Prior to the Open Budget Survey (OBS) 2015, the average overall Open Budget Index transparency score of francophone countries were much lower than those of comparable non-francophone countries. This led some French-speaking observers to question whether the OBS is biased against francophone countries. To answer the question of whether there are specific features of francophone countries’ PFM system that are not captured by the OBS, or that may result in bias, IBP commissioned this study.

open budget survey francophone study

An Introduction to the South Africa Metro Open Budget Index

By International Budget Partnership South Africa, Nov 28, 2017

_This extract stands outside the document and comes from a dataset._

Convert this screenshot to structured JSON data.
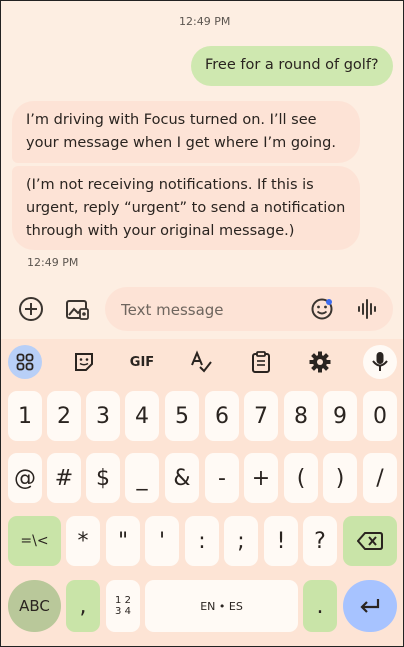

How transparent and participatory are the budgets of Metropolitan Municipalities in South Africa? While the national government has undergone regular budget transparency and participation assessments through the Open Budget Survey since 2006, to date there has not been a similar assessment of public finance management systems and practices for local and provincial governments. This paper introduces the International Budget Partnership South Africa’s Metro Open Budget Index, which will complete the public finance transparency and participation picture by assessing these practices in South Africa’s metropolitan municipalities.

The South Africa Metro Open Budget Index

The Road to Budget Transparency: Learning from Country Experience

By Alta Folscher and Paolo de Renzio, Nov 15, 2017

This paper examines the budget transparency practices of six countries (Argentina, Ghana, Indonesia, Mexico, the Philippines, and Uganda). It aims to identify not only catalytic factors that may have prompted governments to take steps to improve budget transparency but also some of the more specific steps they took (or did not take) in order to do so. It also examines the barriers that they faced in achieving and sustaining those improvements.

The Road to Budget Transparency in Six Countries